--- Data for this task ---

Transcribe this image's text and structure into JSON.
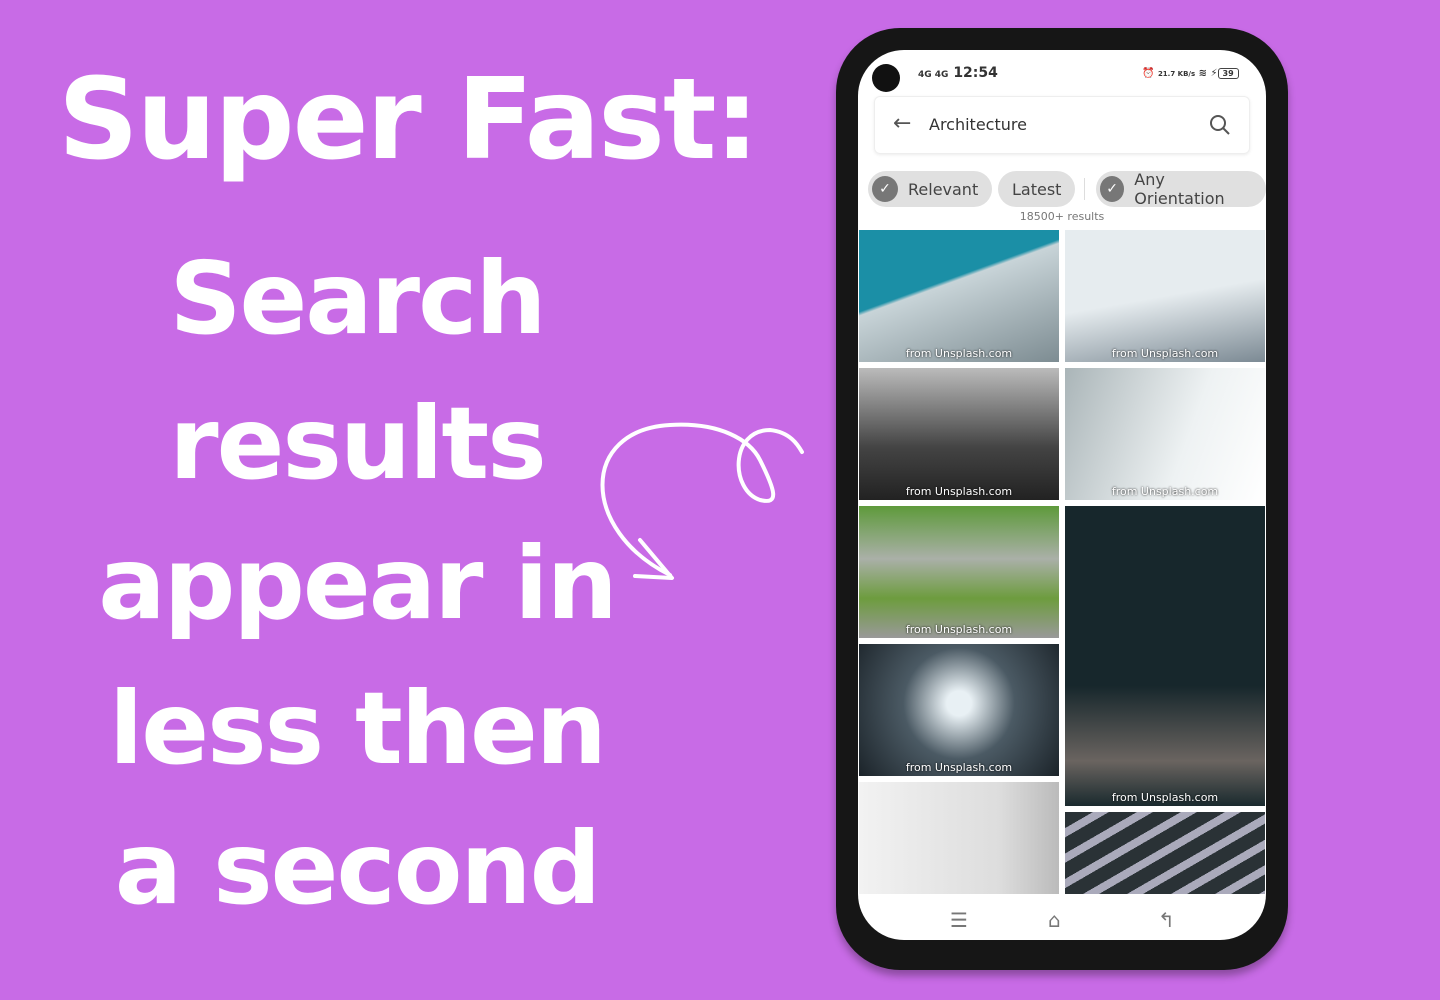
{
  "headline": {
    "line1": "Super Fast:",
    "lines": [
      "Search",
      "results",
      "appear in",
      "less then",
      "a second"
    ]
  },
  "colors": {
    "background": "#c86be6",
    "chip": "#e0e0e0"
  },
  "status_bar": {
    "network": "4G 4G",
    "time": "12:54",
    "speed": "21.7 KB/s",
    "battery": "39"
  },
  "search": {
    "query": "Architecture",
    "back_icon": "arrow-left-icon",
    "search_icon": "search-icon"
  },
  "filters": [
    {
      "label": "Relevant",
      "checked": true
    },
    {
      "label": "Latest",
      "checked": false
    },
    {
      "label": "Any Orientation",
      "checked": true
    }
  ],
  "results_count": "18500+ results",
  "images": [
    {
      "caption": "from Unsplash.com"
    },
    {
      "caption": "from Unsplash.com"
    },
    {
      "caption": "from Unsplash.com"
    },
    {
      "caption": "from Unsplash.com"
    },
    {
      "caption": "from Unsplash.com"
    },
    {
      "caption": "from Unsplash.com"
    },
    {
      "caption": "from Unsplash.com"
    },
    {
      "caption": ""
    },
    {
      "caption": ""
    }
  ],
  "nav_bar": [
    "menu-icon",
    "home-icon",
    "back-icon"
  ]
}
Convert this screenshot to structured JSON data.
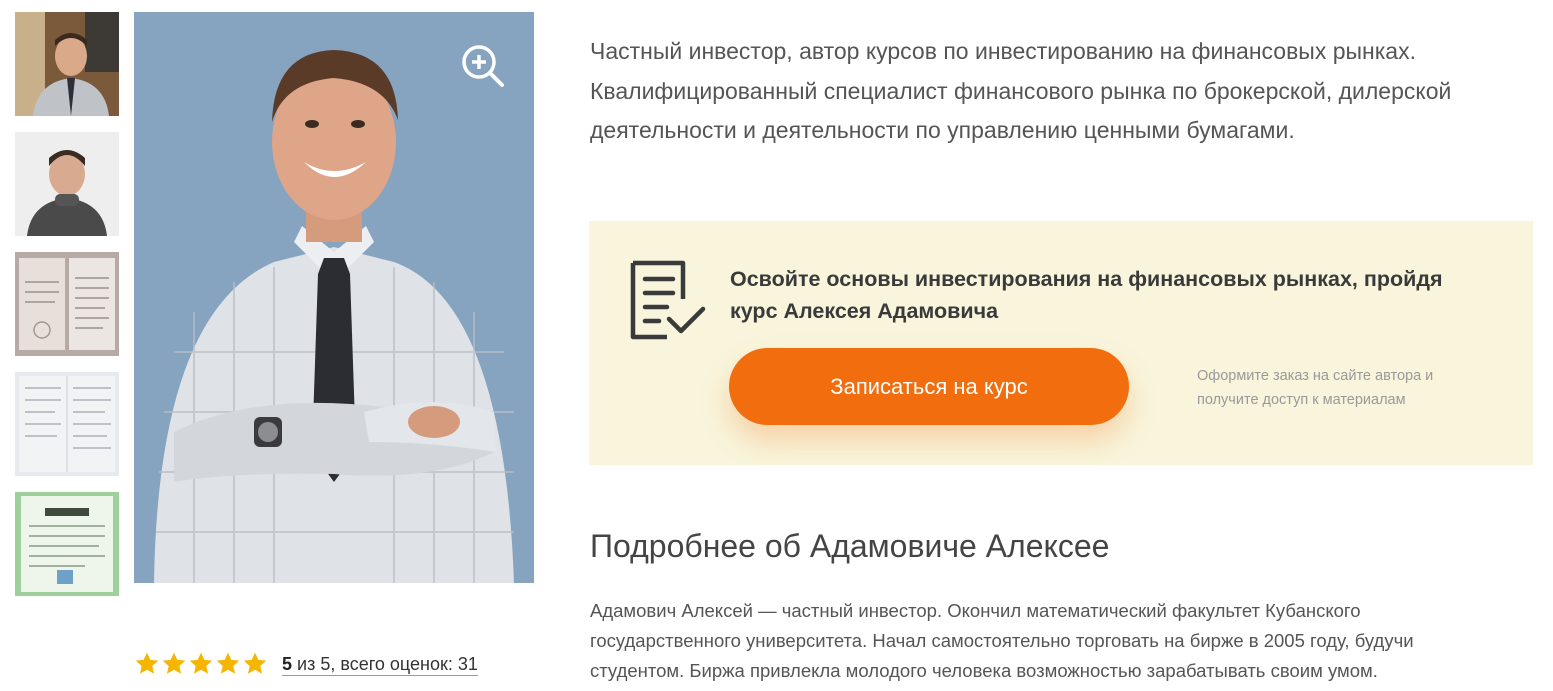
{
  "thumbnails": [
    {
      "name": "thumb-photo-office"
    },
    {
      "name": "thumb-photo-sweater"
    },
    {
      "name": "thumb-diploma"
    },
    {
      "name": "thumb-certificate"
    },
    {
      "name": "thumb-attestat"
    }
  ],
  "photo": {
    "background": "#86a3c0",
    "zoom_icon": "zoom-in-icon"
  },
  "rating": {
    "stars": 5,
    "value": "5",
    "text": " из 5, всего оценок: 31",
    "star_color": "#f5b500"
  },
  "intro": {
    "text": "Частный инвестор, автор курсов по инвестированию на финансовых рынках. Квалифицированный специалист финансового рынка по брокерской, дилерской деятельности и деятельности по управлению ценными бумагами."
  },
  "cta": {
    "title": "Освойте основы инвестирования на финансовых рынках, пройдя курс Алексея Адамовича",
    "button_label": "Записаться на курс",
    "note": "Оформите заказ на сайте автора и получите доступ к материалам",
    "icon": "document-check-icon",
    "accent": "#f26d0d",
    "background": "#f8f5dc"
  },
  "about": {
    "title": "Подробнее об Адамовиче Алексее",
    "text": "Адамович Алексей — частный инвестор. Окончил математический факультет Кубанского государственного университета. Начал самостоятельно торговать на бирже в 2005 году, будучи студентом. Биржа привлекла молодого человека возможностью зарабатывать своим умом."
  }
}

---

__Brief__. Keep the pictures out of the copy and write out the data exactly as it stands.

__Completed task__.
Transcribe this image's text and structure into JSON.
{
  "headline": {
    "line1": "Super Fast:",
    "lines": [
      "Search",
      "results",
      "appear in",
      "less then",
      "a second"
    ]
  },
  "colors": {
    "background": "#c86be6",
    "chip": "#e0e0e0"
  },
  "status_bar": {
    "network": "4G 4G",
    "time": "12:54",
    "speed": "21.7 KB/s",
    "battery": "39"
  },
  "search": {
    "query": "Architecture",
    "back_icon": "arrow-left-icon",
    "search_icon": "search-icon"
  },
  "filters": [
    {
      "label": "Relevant",
      "checked": true
    },
    {
      "label": "Latest",
      "checked": false
    },
    {
      "label": "Any Orientation",
      "checked": true
    }
  ],
  "results_count": "18500+ results",
  "images": [
    {
      "caption": "from Unsplash.com"
    },
    {
      "caption": "from Unsplash.com"
    },
    {
      "caption": "from Unsplash.com"
    },
    {
      "caption": "from Unsplash.com"
    },
    {
      "caption": "from Unsplash.com"
    },
    {
      "caption": "from Unsplash.com"
    },
    {
      "caption": "from Unsplash.com"
    },
    {
      "caption": ""
    },
    {
      "caption": ""
    }
  ],
  "nav_bar": [
    "menu-icon",
    "home-icon",
    "back-icon"
  ]
}
Convert this screenshot to structured JSON data.
{
  "thumbnails": [
    {
      "name": "thumb-photo-office"
    },
    {
      "name": "thumb-photo-sweater"
    },
    {
      "name": "thumb-diploma"
    },
    {
      "name": "thumb-certificate"
    },
    {
      "name": "thumb-attestat"
    }
  ],
  "photo": {
    "background": "#86a3c0",
    "zoom_icon": "zoom-in-icon"
  },
  "rating": {
    "stars": 5,
    "value": "5",
    "text": " из 5, всего оценок: 31",
    "star_color": "#f5b500"
  },
  "intro": {
    "text": "Частный инвестор, автор курсов по инвестированию на финансовых рынках. Квалифицированный специалист финансового рынка по брокерской, дилерской деятельности и деятельности по управлению ценными бумагами."
  },
  "cta": {
    "title": "Освойте основы инвестирования на финансовых рынках, пройдя курс Алексея Адамовича",
    "button_label": "Записаться на курс",
    "note": "Оформите заказ на сайте автора и получите доступ к материалам",
    "icon": "document-check-icon",
    "accent": "#f26d0d",
    "background": "#f8f5dc"
  },
  "about": {
    "title": "Подробнее об Адамовиче Алексее",
    "text": "Адамович Алексей — частный инвестор. Окончил математический факультет Кубанского государственного университета. Начал самостоятельно торговать на бирже в 2005 году, будучи студентом. Биржа привлекла молодого человека возможностью зарабатывать своим умом."
  }
}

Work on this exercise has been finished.